Collection #RL.10171 | 2959 Gigabytes
The Memory Project Oral History collection comprises digital video recordings and written supporting documentation of interviews spanning 2009 to 2016. The interviews were conducted by filmmakers associated with the Work Station, a film studio run by Wu Wenguang in Caochangdi, Beijing, China. Memory Project interviews were conducted with Chinese people about mid-20th century rural life, primarily experiences during the Great Famine (1958-1961), but also the Land Reform and Collectivization (1949-1953), the Great Leap Forward (1958-1960), the Four Cleanups Movement (1964), and the Cultural Revolution (1966-1976). Wu's studio in suburban Beijing, known as the Work Station, is the home for this project. More than 150 young filmmakers have joined the project, and since 2010 they have visited 246 villages in 20 provinces and interviewed more than 1,100 elderly villagers. These filmmakers, many of whom returned to their families' rural hometowns, developed new intergenerational relationships with elderly relatives. During the process of interviewing the villagers, they reconciled the official history taught in schools with each family's experiences.

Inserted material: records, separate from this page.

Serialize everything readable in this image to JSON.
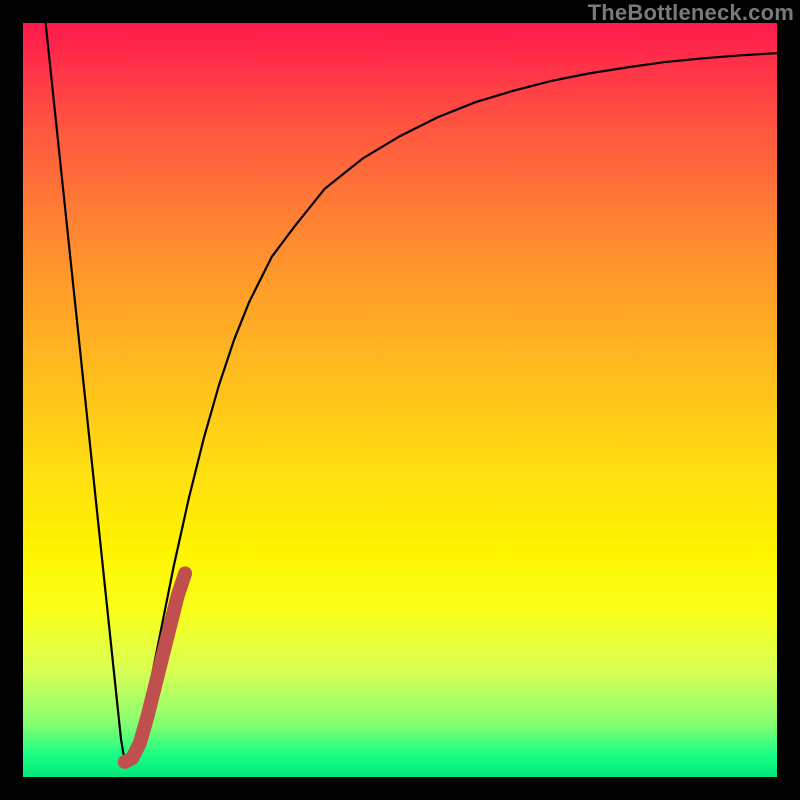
{
  "watermark": "TheBottleneck.com",
  "chart_data": {
    "type": "line",
    "title": "",
    "xlabel": "",
    "ylabel": "",
    "xlim": [
      0,
      100
    ],
    "ylim": [
      0,
      100
    ],
    "grid": false,
    "legend": false,
    "series": [
      {
        "name": "primary-curve",
        "color": "#000000",
        "x": [
          3,
          5,
          7,
          9,
          11,
          13,
          13.5,
          14,
          15,
          16,
          17,
          18,
          19,
          20,
          22,
          24,
          26,
          28,
          30,
          33,
          36,
          40,
          45,
          50,
          55,
          60,
          65,
          70,
          75,
          80,
          85,
          90,
          95,
          100
        ],
        "y": [
          100,
          81,
          62,
          43,
          24,
          5,
          2,
          2,
          4,
          8,
          13,
          18,
          23,
          28,
          37,
          45,
          52,
          58,
          63,
          69,
          73,
          78,
          82,
          85,
          87.5,
          89.5,
          91,
          92.3,
          93.3,
          94.1,
          94.8,
          95.3,
          95.7,
          96
        ]
      },
      {
        "name": "highlight-segment",
        "color": "#c0504d",
        "x": [
          13.5,
          14.5,
          15.5,
          16.5,
          17.5,
          18.5,
          19.5,
          20.5,
          21.5
        ],
        "y": [
          2,
          2.5,
          4.5,
          8,
          12,
          16,
          20,
          24,
          27
        ]
      }
    ]
  },
  "colors": {
    "background": "#000000",
    "curve": "#000000",
    "highlight": "#c0504d",
    "watermark": "#7a7a7a"
  }
}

by Angela Zoss 2 months ago
The preservation of the Duke University Libraries Digital Collections and the Duke Digital Repository programs are supported in part by the Lowell and Eileen Aptman Digital Preservation Fund